We are dealing with a world in which, already, jurisdictions contain far more diversity of opinion than is well-represented by their legislatures. The larger we get, the harder it must, inevitably, become to find consensus. We are consistently forced back on `majority', with some party which enjoyed more support than its nearest opponent (in some defined contest) a few years ago having authority to make decisions with the full delegated authority of those they rule, even in the face of vehement opposition from broadly-based sectors of the electorate.
Under democracy, the legislature is meant to reflect the will of the folk living under its jurisdiction. Yet that will becomes more and more nebulous the more folk there are.

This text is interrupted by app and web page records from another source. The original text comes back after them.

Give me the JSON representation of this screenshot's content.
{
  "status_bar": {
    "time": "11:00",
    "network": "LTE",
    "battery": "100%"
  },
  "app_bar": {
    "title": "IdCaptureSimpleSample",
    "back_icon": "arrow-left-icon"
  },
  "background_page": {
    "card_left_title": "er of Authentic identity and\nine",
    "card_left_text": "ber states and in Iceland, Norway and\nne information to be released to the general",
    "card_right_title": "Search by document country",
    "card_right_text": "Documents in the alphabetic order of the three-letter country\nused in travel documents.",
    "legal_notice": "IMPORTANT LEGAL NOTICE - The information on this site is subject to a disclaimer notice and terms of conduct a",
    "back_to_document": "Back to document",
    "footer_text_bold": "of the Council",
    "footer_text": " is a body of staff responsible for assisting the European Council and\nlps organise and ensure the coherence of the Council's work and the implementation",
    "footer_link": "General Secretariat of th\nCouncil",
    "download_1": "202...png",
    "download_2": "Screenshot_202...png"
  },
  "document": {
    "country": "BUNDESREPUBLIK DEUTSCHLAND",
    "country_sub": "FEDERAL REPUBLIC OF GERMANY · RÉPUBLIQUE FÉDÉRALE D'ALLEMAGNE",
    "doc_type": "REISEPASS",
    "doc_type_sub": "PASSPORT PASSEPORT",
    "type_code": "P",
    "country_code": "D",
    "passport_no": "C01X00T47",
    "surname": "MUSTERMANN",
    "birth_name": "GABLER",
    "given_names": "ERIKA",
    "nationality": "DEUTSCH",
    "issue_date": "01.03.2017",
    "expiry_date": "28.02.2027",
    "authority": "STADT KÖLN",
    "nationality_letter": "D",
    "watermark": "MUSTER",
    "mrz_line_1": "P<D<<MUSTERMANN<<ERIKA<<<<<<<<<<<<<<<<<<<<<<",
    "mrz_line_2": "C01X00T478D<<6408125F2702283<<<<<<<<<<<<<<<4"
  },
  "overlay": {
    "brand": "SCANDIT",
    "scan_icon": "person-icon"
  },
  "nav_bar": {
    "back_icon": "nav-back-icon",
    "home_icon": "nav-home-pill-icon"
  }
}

Consequently, if we seek global uniformity in legislation, scarecely any law can be fairly deemed `agreed' among all those it is to govern. Yet without a reasonable body of rules agreed among a population, it is very hard for an economy to thrive: one has too little security to see complex plans through to completion. The remedy is for a body of folk who can agree on some body of rules to abide by those rules. If this involves imposing some related rules on other folk, it is wise to minimise the implied restraint of other folk's liberty.

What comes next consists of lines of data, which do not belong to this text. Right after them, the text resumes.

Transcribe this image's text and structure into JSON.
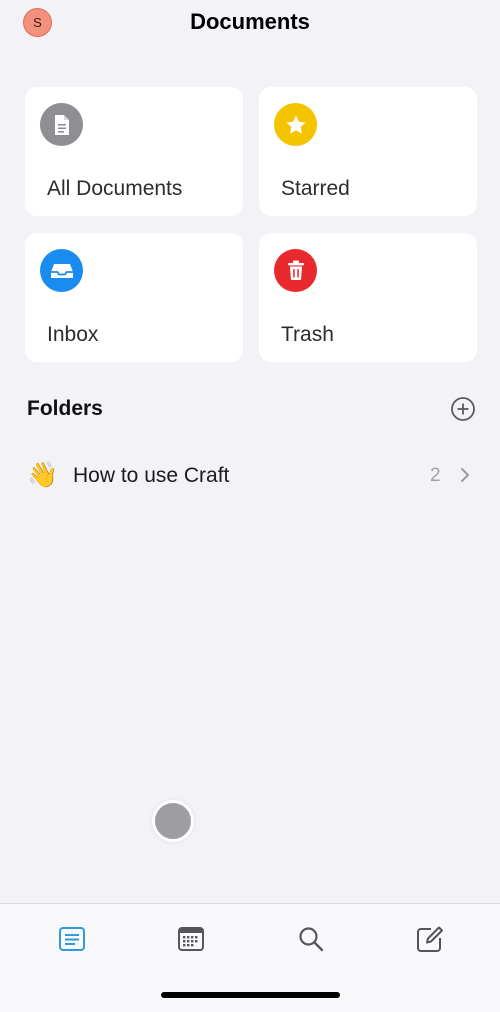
{
  "header": {
    "avatar_initial": "S",
    "title": "Documents"
  },
  "cards": [
    {
      "label": "All Documents",
      "icon": "document-icon",
      "color": "#8e8e93"
    },
    {
      "label": "Starred",
      "icon": "star-icon",
      "color": "#f5c400"
    },
    {
      "label": "Inbox",
      "icon": "inbox-tray-icon",
      "color": "#1a8cf0"
    },
    {
      "label": "Trash",
      "icon": "trash-icon",
      "color": "#e8292e"
    }
  ],
  "folders": {
    "title": "Folders",
    "add_icon": "plus-circle-icon",
    "items": [
      {
        "emoji": "👋",
        "name": "How to use Craft",
        "count": "2"
      }
    ]
  },
  "tabbar": {
    "active_color": "#2d9cdb",
    "tabs": [
      {
        "icon": "documents-tab-icon",
        "active": true
      },
      {
        "icon": "calendar-icon",
        "active": false
      },
      {
        "icon": "search-icon",
        "active": false
      },
      {
        "icon": "compose-icon",
        "active": false
      }
    ]
  }
}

This is apt to produce non-uniformity of legislation: however, in so far as some rules are agreed by realy quite large bodies of folk, various jurisdictions within such a large group will share some rules in common. The laws of any jurisdiction may be expected to evolve - in a democracy, they will do so in so far as the will of the electors varies. If the electors of some jurisdictions can all agree on some common rules, particularly those bearing on interactions across boundaries of jurisdiction, it can make their collective economy much more vibrant. However, such a process of uniformity should not be continued beyond a scope over which it can fairly be called a consensus: and it should always aim for a few simple laws, structured so as to accommodate local variation where desired and expressed in plain terms.
The closing words of The Right to Keep and Bear Arms Under the Tennessee Constitution: a case study in civic republican thought, by Glenn Harlan Reynolds (Associate Professor of Law, University of Tennessee):
We have spent the last hundred years or so expecting steadily less from citizens in terms of public involvement and civic responsibilities. Not surprisingly, most citizens have managed to live down to these expectations. Instead of trying to find new ways to protect people, and society, from irresponsibility through regulation, perhaps it is time to start expecting more from people: more involvement, more responsibility, more simple goodness. We might find that people will manage to live up to these expectations, as they have lived down to the current ones. The framers of our constitutions, at both the state and federal levels, certainly thought so, and the state of our society today suggests that they may have known something that we have forgotten. Perhaps it is time to remember.Written by Eddy.